*Task statement*: Verbatim reproduction of the entries is required; images must be omitted.

START Information

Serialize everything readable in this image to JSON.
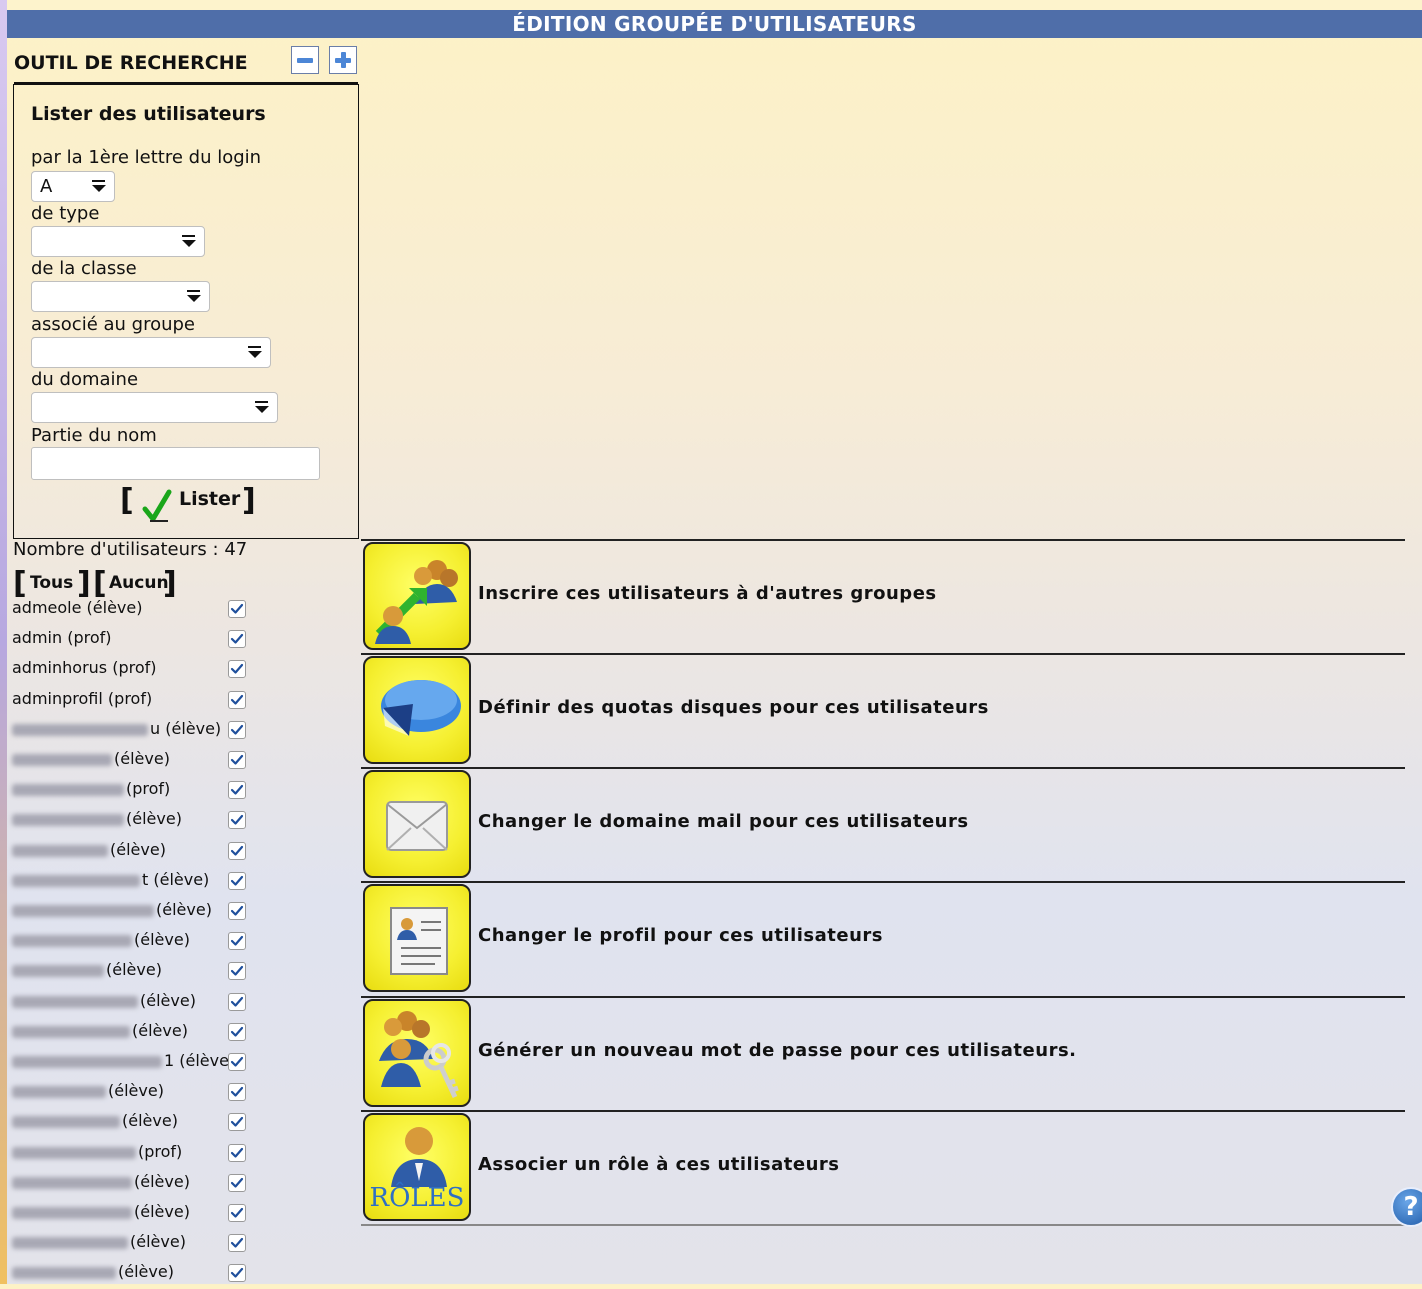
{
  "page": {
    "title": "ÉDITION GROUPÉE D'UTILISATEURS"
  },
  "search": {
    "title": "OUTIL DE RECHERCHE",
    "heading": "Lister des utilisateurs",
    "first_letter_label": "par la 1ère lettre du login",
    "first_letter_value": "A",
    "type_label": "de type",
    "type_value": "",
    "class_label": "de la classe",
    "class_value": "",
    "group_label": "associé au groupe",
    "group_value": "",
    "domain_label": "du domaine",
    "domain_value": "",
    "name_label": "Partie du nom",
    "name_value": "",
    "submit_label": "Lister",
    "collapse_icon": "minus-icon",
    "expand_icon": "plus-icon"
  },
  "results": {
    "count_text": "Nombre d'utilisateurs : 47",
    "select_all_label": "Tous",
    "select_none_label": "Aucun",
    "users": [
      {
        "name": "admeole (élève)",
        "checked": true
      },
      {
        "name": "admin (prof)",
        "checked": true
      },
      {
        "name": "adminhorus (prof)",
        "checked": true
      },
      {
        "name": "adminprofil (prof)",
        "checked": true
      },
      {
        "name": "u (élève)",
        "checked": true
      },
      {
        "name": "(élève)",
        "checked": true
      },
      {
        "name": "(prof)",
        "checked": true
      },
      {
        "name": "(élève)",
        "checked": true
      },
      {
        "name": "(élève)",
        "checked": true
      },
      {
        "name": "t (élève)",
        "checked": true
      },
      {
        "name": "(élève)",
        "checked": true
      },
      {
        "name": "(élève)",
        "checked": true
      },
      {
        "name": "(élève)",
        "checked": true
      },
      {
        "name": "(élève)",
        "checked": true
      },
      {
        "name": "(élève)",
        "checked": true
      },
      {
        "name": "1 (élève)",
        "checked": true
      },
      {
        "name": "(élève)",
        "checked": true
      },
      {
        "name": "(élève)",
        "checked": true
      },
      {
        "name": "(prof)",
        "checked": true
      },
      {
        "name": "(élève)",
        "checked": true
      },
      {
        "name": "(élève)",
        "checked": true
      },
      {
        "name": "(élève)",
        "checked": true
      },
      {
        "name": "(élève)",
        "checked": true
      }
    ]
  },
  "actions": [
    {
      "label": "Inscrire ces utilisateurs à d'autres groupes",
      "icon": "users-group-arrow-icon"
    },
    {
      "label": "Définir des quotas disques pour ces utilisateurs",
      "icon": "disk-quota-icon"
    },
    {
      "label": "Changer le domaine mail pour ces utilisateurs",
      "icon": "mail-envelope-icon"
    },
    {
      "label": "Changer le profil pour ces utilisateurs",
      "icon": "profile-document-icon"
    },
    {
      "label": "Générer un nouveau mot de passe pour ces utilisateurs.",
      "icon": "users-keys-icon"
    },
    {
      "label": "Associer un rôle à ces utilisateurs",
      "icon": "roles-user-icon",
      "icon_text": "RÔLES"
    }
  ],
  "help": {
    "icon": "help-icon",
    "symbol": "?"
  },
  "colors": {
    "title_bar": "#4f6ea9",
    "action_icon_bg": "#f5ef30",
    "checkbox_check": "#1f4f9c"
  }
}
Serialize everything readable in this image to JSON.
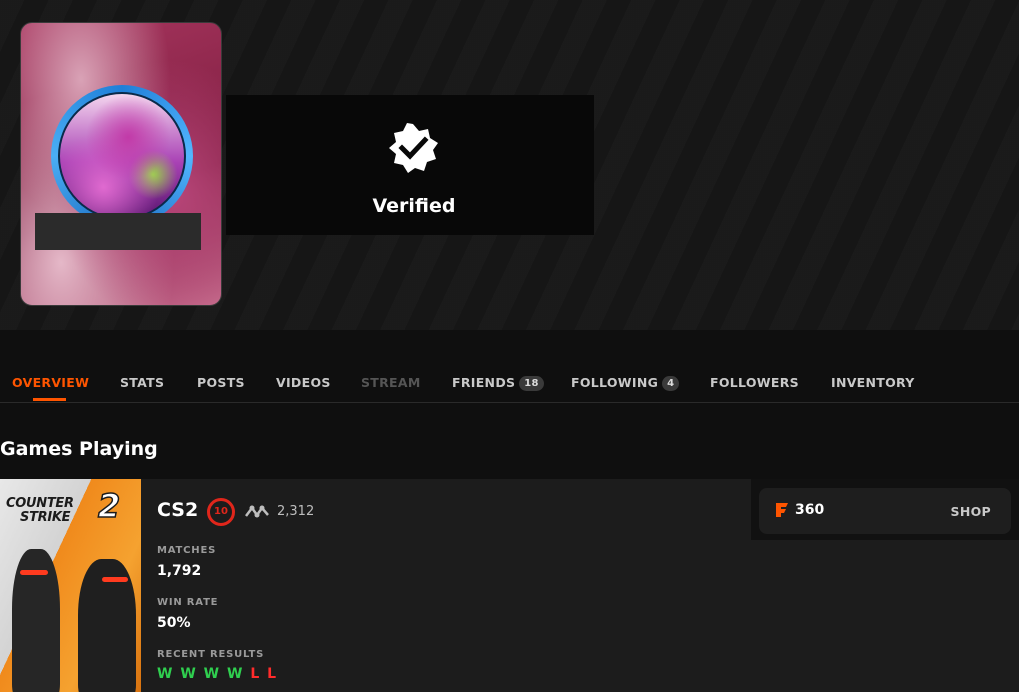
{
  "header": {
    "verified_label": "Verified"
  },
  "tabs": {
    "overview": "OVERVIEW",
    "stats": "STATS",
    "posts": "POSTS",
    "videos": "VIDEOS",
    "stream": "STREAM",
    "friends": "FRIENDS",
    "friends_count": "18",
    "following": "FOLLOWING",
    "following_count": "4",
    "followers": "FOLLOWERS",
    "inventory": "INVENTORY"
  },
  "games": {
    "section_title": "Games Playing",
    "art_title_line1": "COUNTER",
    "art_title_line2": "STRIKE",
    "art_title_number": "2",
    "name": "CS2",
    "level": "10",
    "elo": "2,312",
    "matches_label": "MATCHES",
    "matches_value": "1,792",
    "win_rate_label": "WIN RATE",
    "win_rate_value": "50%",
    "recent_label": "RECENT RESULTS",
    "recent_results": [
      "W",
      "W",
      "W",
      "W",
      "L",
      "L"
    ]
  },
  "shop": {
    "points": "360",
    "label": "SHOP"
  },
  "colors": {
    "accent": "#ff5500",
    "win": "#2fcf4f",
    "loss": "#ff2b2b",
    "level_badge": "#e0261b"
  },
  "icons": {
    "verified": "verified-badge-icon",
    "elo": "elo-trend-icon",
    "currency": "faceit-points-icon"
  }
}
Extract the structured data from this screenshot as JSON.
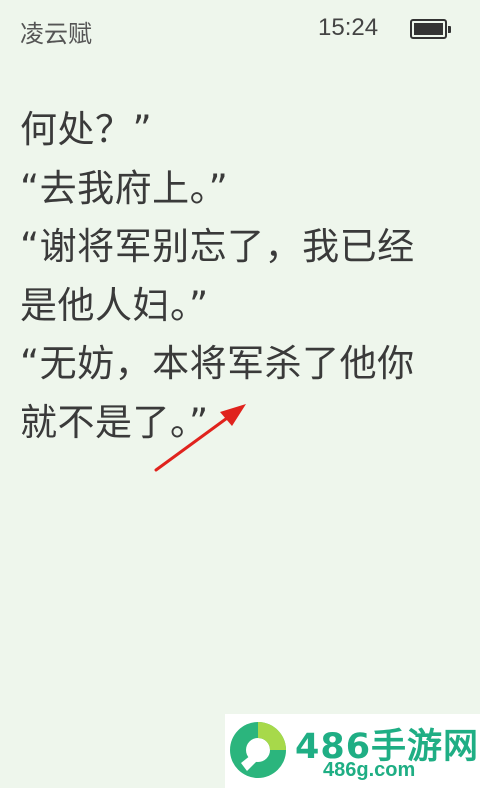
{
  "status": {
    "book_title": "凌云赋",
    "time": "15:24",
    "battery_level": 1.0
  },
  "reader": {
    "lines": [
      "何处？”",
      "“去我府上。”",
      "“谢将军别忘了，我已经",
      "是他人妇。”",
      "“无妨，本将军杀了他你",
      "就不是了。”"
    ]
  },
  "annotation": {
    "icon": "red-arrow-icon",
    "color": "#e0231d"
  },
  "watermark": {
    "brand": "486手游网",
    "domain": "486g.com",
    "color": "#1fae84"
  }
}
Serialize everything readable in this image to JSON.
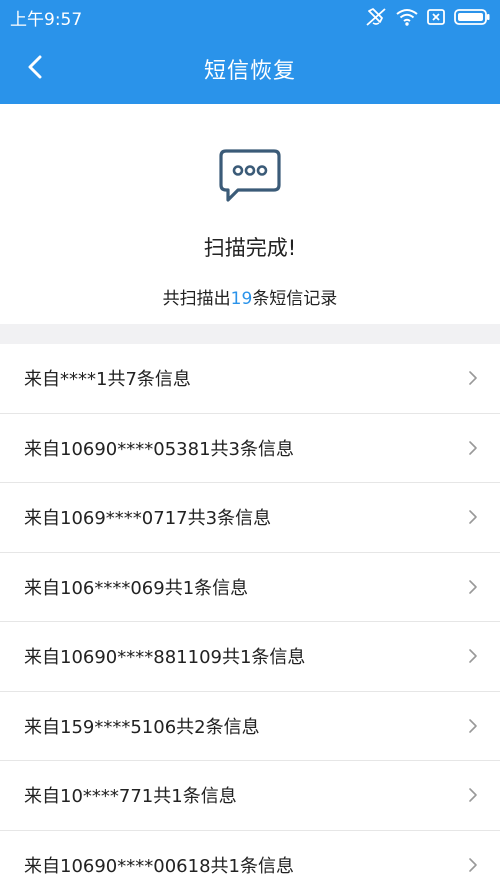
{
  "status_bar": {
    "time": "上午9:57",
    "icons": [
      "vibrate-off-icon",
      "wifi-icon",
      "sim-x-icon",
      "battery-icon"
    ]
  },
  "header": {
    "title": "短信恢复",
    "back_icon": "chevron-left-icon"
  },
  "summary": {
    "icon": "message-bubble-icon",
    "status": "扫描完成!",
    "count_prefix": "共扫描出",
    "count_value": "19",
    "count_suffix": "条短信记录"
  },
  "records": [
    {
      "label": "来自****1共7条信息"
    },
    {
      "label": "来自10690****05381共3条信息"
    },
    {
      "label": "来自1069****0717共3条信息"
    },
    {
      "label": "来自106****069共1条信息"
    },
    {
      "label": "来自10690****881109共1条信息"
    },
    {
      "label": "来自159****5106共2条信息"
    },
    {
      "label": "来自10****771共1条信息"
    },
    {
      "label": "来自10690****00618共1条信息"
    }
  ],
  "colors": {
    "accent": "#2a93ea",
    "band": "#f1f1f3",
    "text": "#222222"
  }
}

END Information

*Response box*:
Serialize everything readable in this image to JSON.
{
  "page": {
    "title": "ÉDITION GROUPÉE D'UTILISATEURS"
  },
  "search": {
    "title": "OUTIL DE RECHERCHE",
    "heading": "Lister des utilisateurs",
    "first_letter_label": "par la 1ère lettre du login",
    "first_letter_value": "A",
    "type_label": "de type",
    "type_value": "",
    "class_label": "de la classe",
    "class_value": "",
    "group_label": "associé au groupe",
    "group_value": "",
    "domain_label": "du domaine",
    "domain_value": "",
    "name_label": "Partie du nom",
    "name_value": "",
    "submit_label": "Lister",
    "collapse_icon": "minus-icon",
    "expand_icon": "plus-icon"
  },
  "results": {
    "count_text": "Nombre d'utilisateurs : 47",
    "select_all_label": "Tous",
    "select_none_label": "Aucun",
    "users": [
      {
        "name": "admeole (élève)",
        "checked": true
      },
      {
        "name": "admin (prof)",
        "checked": true
      },
      {
        "name": "adminhorus (prof)",
        "checked": true
      },
      {
        "name": "adminprofil (prof)",
        "checked": true
      },
      {
        "name": "u (élève)",
        "checked": true
      },
      {
        "name": "(élève)",
        "checked": true
      },
      {
        "name": "(prof)",
        "checked": true
      },
      {
        "name": "(élève)",
        "checked": true
      },
      {
        "name": "(élève)",
        "checked": true
      },
      {
        "name": "t (élève)",
        "checked": true
      },
      {
        "name": "(élève)",
        "checked": true
      },
      {
        "name": "(élève)",
        "checked": true
      },
      {
        "name": "(élève)",
        "checked": true
      },
      {
        "name": "(élève)",
        "checked": true
      },
      {
        "name": "(élève)",
        "checked": true
      },
      {
        "name": "1 (élève)",
        "checked": true
      },
      {
        "name": "(élève)",
        "checked": true
      },
      {
        "name": "(élève)",
        "checked": true
      },
      {
        "name": "(prof)",
        "checked": true
      },
      {
        "name": "(élève)",
        "checked": true
      },
      {
        "name": "(élève)",
        "checked": true
      },
      {
        "name": "(élève)",
        "checked": true
      },
      {
        "name": "(élève)",
        "checked": true
      }
    ]
  },
  "actions": [
    {
      "label": "Inscrire ces utilisateurs à d'autres groupes",
      "icon": "users-group-arrow-icon"
    },
    {
      "label": "Définir des quotas disques pour ces utilisateurs",
      "icon": "disk-quota-icon"
    },
    {
      "label": "Changer le domaine mail pour ces utilisateurs",
      "icon": "mail-envelope-icon"
    },
    {
      "label": "Changer le profil pour ces utilisateurs",
      "icon": "profile-document-icon"
    },
    {
      "label": "Générer un nouveau mot de passe pour ces utilisateurs.",
      "icon": "users-keys-icon"
    },
    {
      "label": "Associer un rôle à ces utilisateurs",
      "icon": "roles-user-icon",
      "icon_text": "RÔLES"
    }
  ],
  "help": {
    "icon": "help-icon",
    "symbol": "?"
  },
  "colors": {
    "title_bar": "#4f6ea9",
    "action_icon_bg": "#f5ef30",
    "checkbox_check": "#1f4f9c"
  }
}
Serialize everything readable in this image to JSON.
{
  "header": {
    "verified_label": "Verified"
  },
  "tabs": {
    "overview": "OVERVIEW",
    "stats": "STATS",
    "posts": "POSTS",
    "videos": "VIDEOS",
    "stream": "STREAM",
    "friends": "FRIENDS",
    "friends_count": "18",
    "following": "FOLLOWING",
    "following_count": "4",
    "followers": "FOLLOWERS",
    "inventory": "INVENTORY"
  },
  "games": {
    "section_title": "Games Playing",
    "art_title_line1": "COUNTER",
    "art_title_line2": "STRIKE",
    "art_title_number": "2",
    "name": "CS2",
    "level": "10",
    "elo": "2,312",
    "matches_label": "MATCHES",
    "matches_value": "1,792",
    "win_rate_label": "WIN RATE",
    "win_rate_value": "50%",
    "recent_label": "RECENT RESULTS",
    "recent_results": [
      "W",
      "W",
      "W",
      "W",
      "L",
      "L"
    ]
  },
  "shop": {
    "points": "360",
    "label": "SHOP"
  },
  "colors": {
    "accent": "#ff5500",
    "win": "#2fcf4f",
    "loss": "#ff2b2b",
    "level_badge": "#e0261b"
  },
  "icons": {
    "verified": "verified-badge-icon",
    "elo": "elo-trend-icon",
    "currency": "faceit-points-icon"
  }
}
Extract the structured data from this screenshot as JSON.
{
  "status": {
    "book_title": "凌云赋",
    "time": "15:24",
    "battery_level": 1.0
  },
  "reader": {
    "lines": [
      "何处？”",
      "“去我府上。”",
      "“谢将军别忘了，我已经",
      "是他人妇。”",
      "“无妨，本将军杀了他你",
      "就不是了。”"
    ]
  },
  "annotation": {
    "icon": "red-arrow-icon",
    "color": "#e0231d"
  },
  "watermark": {
    "brand": "486手游网",
    "domain": "486g.com",
    "color": "#1fae84"
  }
}
Serialize everything readable in this image to JSON.
{
  "status_bar": {
    "time": "上午9:57",
    "icons": [
      "vibrate-off-icon",
      "wifi-icon",
      "sim-x-icon",
      "battery-icon"
    ]
  },
  "header": {
    "title": "短信恢复",
    "back_icon": "chevron-left-icon"
  },
  "summary": {
    "icon": "message-bubble-icon",
    "status": "扫描完成!",
    "count_prefix": "共扫描出",
    "count_value": "19",
    "count_suffix": "条短信记录"
  },
  "records": [
    {
      "label": "来自****1共7条信息"
    },
    {
      "label": "来自10690****05381共3条信息"
    },
    {
      "label": "来自1069****0717共3条信息"
    },
    {
      "label": "来自106****069共1条信息"
    },
    {
      "label": "来自10690****881109共1条信息"
    },
    {
      "label": "来自159****5106共2条信息"
    },
    {
      "label": "来自10****771共1条信息"
    },
    {
      "label": "来自10690****00618共1条信息"
    }
  ],
  "colors": {
    "accent": "#2a93ea",
    "band": "#f1f1f3",
    "text": "#222222"
  }
}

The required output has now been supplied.